• This is a story you’re going to be hearing a lot more about. Insiders are talking about a suit or multiple suits between two of Louisville’s most influential families. The suit is between one of investor/philanthropist Nolen Allen’s family partnerships and the Fenley family, among the major commercial real estate players in the Louisville market. The suit is over the sale of the Springhurst properties, including a hotel, according to the original complaint, which was filed October 27. But there’s a lot more to this, say sources. And sources say a judge denied in January a Fenley motion to dismiss. “No question, this one is going to trial,” said one tipster. So our attorneys are pouring over the docs. More when we understand exactly what this is all about.
• Today is F-Day for Holiday World. The Koch family told the media back in February they expected to have funding in place to take over Kentucky Kingdom by April 15. Paula Werne, Holiday World director of communications, responded to Insider Louisville’s query last week: Thanks for your interest in our progress – I do expect we’ll have an update for you next week. I’ll be sure to let you know. We’re holding our collective breath. Like everything at The Kentucky State Fair Board, where an embattled Harold Workman holds sway with all this cousins, nieces, political allies and fishing buddies, the “contract” with the Kochs is secret. (We thought the Kochs might have wanted to line up tentative financing before getting a lease on the 60-acre park, but that’s just us.) State Fair Board spokeswoman Amanda Storment confirmed Insider Louisville will have to request the public contract through the Freedom of Information Act. The Kochs told a February 23 news conference they have ambitious plans to transform the park, and will do it for the low, low price of $20 million, less than half of Ed Hart’s proposal.

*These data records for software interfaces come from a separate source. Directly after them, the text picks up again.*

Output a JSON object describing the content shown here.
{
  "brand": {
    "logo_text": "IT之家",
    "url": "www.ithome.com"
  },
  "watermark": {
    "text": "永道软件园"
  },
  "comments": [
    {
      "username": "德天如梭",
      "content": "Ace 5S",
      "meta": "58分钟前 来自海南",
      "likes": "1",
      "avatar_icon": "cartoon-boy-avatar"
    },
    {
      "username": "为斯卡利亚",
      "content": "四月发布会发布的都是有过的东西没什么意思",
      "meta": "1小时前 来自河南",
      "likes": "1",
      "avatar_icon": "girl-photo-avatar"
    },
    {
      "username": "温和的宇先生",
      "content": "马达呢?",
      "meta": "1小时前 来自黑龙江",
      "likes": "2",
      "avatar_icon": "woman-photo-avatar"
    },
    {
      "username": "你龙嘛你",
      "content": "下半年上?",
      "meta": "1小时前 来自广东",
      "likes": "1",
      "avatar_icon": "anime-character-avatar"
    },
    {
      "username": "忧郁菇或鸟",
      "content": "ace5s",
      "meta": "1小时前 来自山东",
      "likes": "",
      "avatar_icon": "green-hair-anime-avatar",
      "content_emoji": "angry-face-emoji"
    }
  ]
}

And they’ll do it without the state having to guarantee any bond issues. A miracle worthy of the Ark Park. Our sources are telling us the Kochs will drag out the Bluegrass Boardwalk deal as long as they can to keep the Louisville park off-line and Holiday World’s attendance at record levels. As far as we can tell, Workman and Co. have never paid Ed Hart the $1.4 million they owe him under Workman’s contract to maintain the equipment, which has been idle now for more than three years. Workman acknowledged the state owes Hart, but said repaying Hart will “take some time,” Workman said. Maybe sometime after Workman retires this fall. More as soon as we get the contract.
• Advertising/marketing firm The Vimarc Group is moving to a large, lofty space in Tasman Properties Group’s The Point in Butchertown from 11840 Commonwealth Drive off Blankenbaker Parkway. Look for the finish-out to take three months. Said a Vimarc insider, “We just outgrew the space. And there’s not anyone out there (in far eastern Jefferson County) now except Power Creative.”
• Sources confirm Chicago-based Trilogy Real Estate has a contract on the Park Laureate Apartments, and the 272-unit property will bring a premium in a deal worth way over $20 million. Summit-CRA Multi-Housing Fund I, operated by Continental Realty Advisors Ltd., a Denver-based real estate management and brokerage firm, bought Park Laureate back in 2007 for $19.9 million, according to Jefferson County Property Administrator records. But our real estate relocation sources tell us with few exceptions, Louisville’s better apartment complexes have waiting lists, with rents climbing. Even with increasing mainteance costs, these complexes are pumping money.